→ WORK TASK
What lines in the records below mention "text"? List them all.

§ §

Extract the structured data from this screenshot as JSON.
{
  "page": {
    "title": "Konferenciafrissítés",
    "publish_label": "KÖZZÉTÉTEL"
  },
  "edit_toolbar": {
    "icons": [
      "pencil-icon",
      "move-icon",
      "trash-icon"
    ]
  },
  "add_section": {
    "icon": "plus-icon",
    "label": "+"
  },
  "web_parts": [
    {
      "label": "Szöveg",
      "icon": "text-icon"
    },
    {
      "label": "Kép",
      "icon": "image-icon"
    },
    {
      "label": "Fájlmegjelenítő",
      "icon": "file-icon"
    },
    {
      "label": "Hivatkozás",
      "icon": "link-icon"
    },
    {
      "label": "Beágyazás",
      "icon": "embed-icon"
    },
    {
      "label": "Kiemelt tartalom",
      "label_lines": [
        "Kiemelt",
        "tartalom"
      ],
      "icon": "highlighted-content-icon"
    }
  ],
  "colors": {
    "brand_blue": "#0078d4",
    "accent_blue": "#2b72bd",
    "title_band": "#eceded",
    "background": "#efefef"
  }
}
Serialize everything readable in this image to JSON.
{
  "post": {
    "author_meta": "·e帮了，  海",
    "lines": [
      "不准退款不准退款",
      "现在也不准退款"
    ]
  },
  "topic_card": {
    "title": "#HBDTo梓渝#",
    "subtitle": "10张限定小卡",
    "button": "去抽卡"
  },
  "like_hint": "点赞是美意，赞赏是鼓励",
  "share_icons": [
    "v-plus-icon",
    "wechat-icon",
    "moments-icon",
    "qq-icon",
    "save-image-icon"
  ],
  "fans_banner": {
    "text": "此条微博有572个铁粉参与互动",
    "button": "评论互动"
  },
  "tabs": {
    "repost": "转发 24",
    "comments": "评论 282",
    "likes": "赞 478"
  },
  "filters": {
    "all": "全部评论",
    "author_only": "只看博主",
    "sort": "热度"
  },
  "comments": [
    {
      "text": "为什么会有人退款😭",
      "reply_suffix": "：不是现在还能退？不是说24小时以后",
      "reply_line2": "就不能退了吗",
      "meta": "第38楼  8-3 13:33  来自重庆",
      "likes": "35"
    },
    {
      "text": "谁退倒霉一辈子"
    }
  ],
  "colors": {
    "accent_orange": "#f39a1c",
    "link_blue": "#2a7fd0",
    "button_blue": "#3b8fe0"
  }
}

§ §

→ RESULT OF THE EXERCISE
      "icon": "text-icon"
    "text": "此条微博有572个铁粉参与互动",
      "text": "为什么会有人退款😭",
      "text": "谁退倒霉一辈子"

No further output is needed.